**PROBLEM STATEMENT**: From the entries below, pull out each line where "true" appears.

════

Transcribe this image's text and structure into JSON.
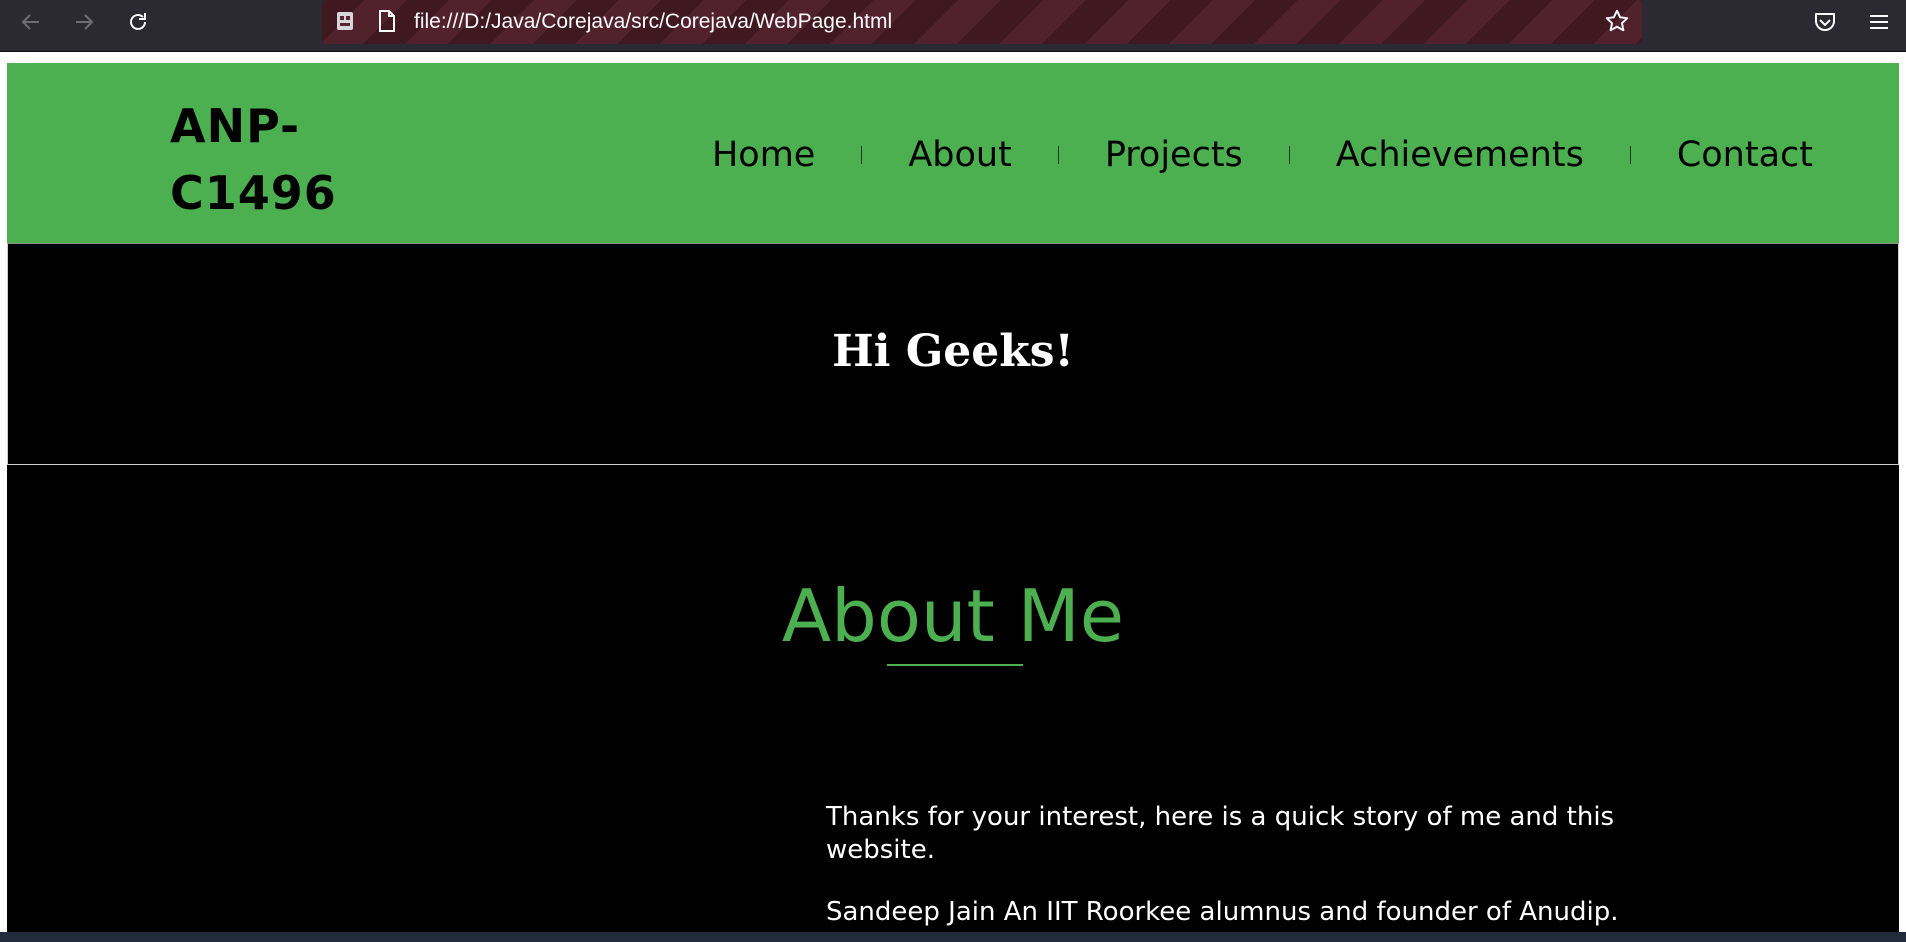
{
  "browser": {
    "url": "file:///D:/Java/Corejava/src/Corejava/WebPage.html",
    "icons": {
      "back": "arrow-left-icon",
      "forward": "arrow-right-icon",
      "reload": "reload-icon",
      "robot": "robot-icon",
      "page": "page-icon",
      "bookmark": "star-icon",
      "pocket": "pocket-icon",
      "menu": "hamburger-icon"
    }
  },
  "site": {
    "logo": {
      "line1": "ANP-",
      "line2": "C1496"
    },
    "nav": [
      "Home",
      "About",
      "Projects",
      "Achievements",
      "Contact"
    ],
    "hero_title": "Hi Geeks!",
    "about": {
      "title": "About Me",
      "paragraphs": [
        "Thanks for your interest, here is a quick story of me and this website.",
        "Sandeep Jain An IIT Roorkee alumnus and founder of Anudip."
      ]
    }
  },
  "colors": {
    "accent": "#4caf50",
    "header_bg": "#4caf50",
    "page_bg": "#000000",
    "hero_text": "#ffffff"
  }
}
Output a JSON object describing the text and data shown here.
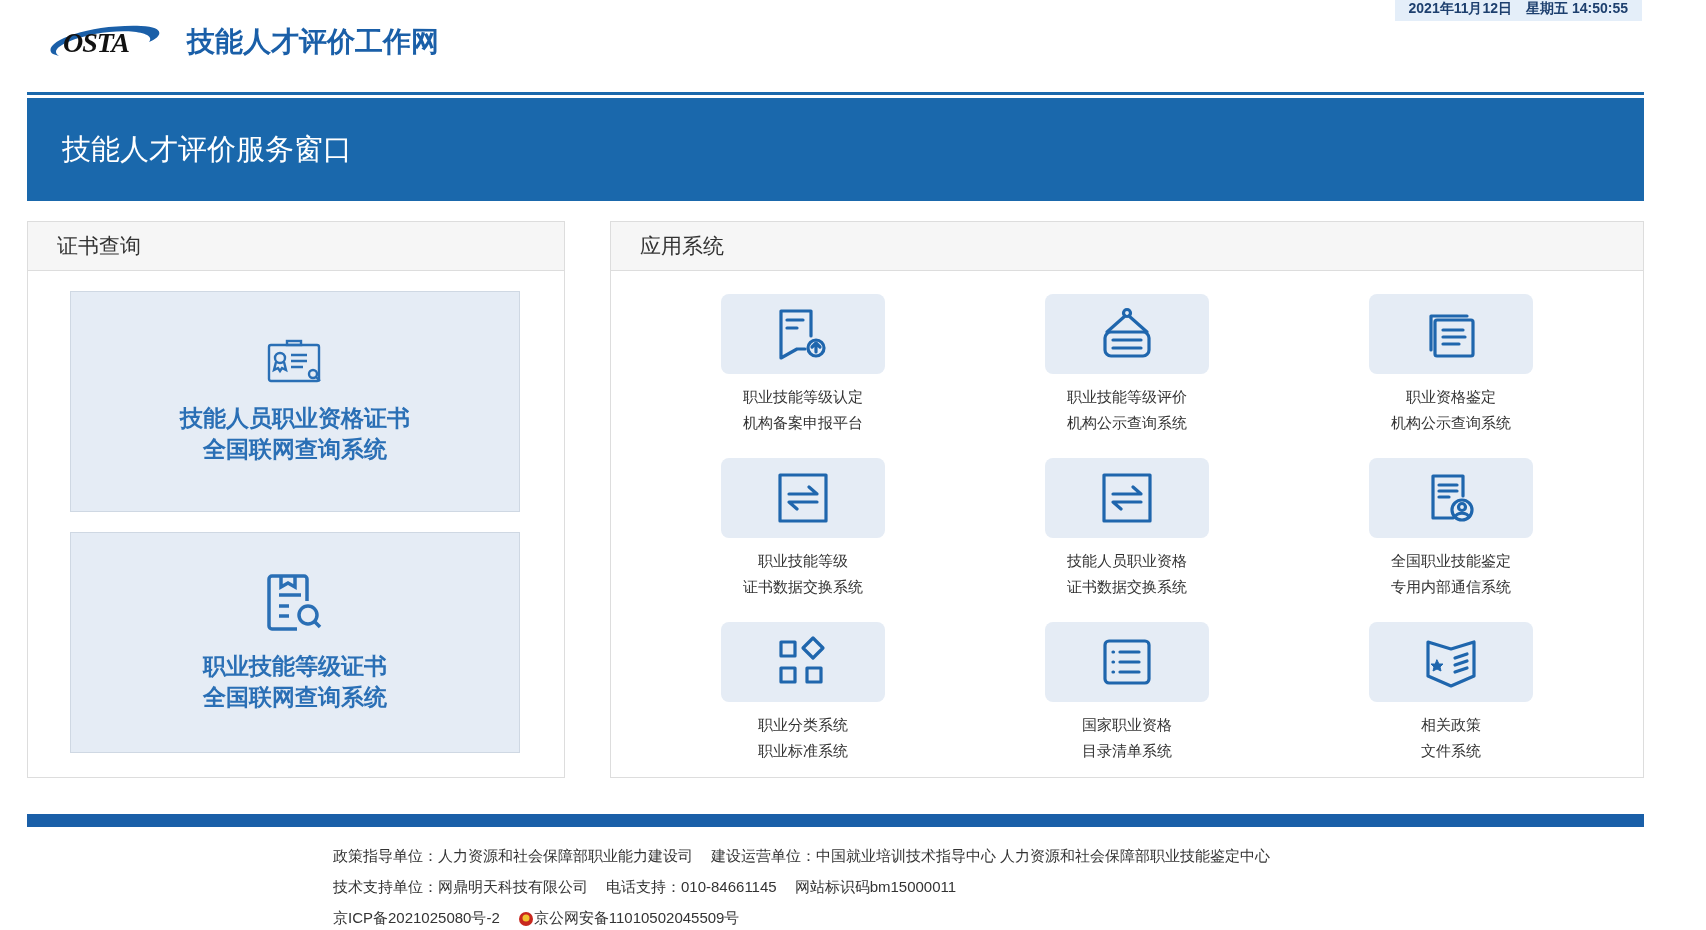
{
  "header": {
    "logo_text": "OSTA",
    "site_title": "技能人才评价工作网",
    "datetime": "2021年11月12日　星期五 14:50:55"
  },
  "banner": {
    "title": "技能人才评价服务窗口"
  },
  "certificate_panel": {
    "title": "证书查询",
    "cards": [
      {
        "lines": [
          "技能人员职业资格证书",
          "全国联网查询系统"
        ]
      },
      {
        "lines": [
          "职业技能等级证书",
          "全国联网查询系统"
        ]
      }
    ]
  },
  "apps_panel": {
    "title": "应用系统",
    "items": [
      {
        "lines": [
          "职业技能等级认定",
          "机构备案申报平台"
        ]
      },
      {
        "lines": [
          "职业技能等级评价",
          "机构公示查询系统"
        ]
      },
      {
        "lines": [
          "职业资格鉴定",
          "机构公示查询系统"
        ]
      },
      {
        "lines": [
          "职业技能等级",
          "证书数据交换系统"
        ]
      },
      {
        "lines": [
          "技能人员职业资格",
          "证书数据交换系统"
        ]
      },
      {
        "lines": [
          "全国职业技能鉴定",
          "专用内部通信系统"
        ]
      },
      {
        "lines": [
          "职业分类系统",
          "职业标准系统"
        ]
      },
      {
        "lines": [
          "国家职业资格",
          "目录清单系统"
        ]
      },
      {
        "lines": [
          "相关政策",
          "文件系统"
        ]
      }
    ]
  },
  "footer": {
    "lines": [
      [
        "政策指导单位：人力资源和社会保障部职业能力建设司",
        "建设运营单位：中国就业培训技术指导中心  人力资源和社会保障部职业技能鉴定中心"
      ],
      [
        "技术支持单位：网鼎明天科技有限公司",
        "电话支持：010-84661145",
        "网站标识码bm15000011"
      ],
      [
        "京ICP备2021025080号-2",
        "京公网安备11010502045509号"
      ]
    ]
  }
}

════

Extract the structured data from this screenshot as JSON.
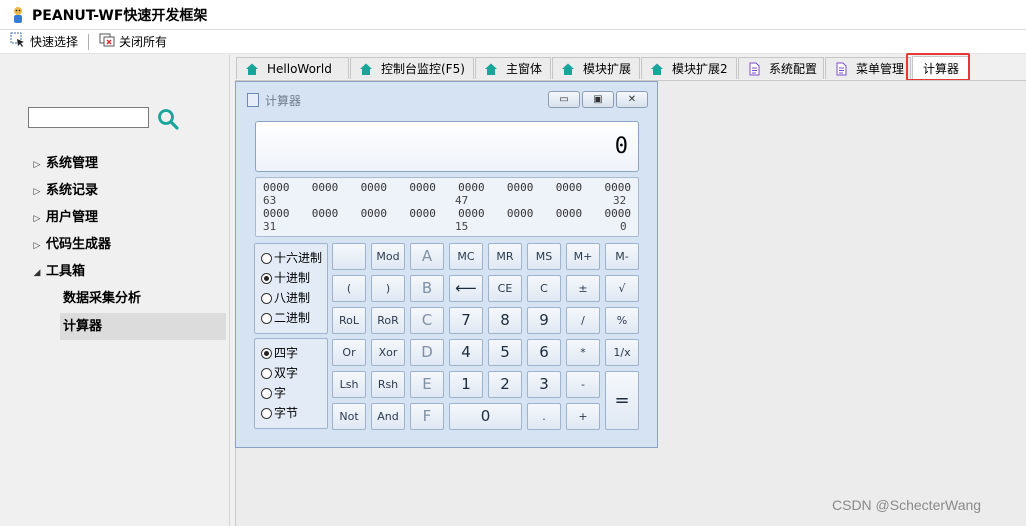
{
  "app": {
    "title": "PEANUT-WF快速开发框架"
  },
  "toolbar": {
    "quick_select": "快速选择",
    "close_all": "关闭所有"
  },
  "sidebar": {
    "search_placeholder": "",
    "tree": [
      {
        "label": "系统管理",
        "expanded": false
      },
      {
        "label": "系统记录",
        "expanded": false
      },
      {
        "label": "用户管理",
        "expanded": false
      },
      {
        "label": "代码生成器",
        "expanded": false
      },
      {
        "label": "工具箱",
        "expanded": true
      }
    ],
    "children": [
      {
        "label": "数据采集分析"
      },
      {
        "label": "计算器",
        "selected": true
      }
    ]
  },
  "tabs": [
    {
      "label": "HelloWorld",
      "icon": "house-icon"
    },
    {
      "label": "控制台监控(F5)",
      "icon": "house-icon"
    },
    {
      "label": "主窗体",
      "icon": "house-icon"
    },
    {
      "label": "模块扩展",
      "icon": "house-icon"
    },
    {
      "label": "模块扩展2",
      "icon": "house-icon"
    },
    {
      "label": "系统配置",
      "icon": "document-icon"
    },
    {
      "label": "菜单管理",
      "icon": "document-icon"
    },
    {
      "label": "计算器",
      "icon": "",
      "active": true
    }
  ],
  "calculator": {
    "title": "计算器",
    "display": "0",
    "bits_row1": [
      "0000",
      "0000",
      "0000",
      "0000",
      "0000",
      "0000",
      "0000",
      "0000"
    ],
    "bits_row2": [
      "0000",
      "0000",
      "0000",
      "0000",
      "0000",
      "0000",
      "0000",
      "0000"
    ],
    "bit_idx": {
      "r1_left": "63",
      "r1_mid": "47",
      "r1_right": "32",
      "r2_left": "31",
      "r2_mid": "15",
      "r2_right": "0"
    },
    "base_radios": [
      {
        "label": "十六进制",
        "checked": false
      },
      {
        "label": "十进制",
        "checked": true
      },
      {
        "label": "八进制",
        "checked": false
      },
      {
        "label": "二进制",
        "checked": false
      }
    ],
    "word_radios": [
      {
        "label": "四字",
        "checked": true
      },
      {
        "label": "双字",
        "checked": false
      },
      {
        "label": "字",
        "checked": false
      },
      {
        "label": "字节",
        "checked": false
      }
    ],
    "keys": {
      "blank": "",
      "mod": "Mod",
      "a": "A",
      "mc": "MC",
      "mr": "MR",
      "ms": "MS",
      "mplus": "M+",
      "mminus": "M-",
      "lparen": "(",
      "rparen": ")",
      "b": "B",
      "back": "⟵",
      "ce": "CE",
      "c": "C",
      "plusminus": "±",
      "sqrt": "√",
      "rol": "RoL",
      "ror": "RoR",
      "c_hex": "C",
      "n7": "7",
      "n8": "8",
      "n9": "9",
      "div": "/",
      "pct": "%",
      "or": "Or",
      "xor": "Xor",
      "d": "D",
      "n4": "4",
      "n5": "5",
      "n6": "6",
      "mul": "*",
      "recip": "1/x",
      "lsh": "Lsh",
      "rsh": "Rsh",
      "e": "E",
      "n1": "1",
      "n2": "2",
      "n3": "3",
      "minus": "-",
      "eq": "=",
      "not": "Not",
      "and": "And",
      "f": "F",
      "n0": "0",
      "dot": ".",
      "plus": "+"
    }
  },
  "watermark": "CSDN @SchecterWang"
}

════

**ANSWER AREA**:
        "expanded": true
        "selected": true
      "active": true
        "checked": true
        "checked": true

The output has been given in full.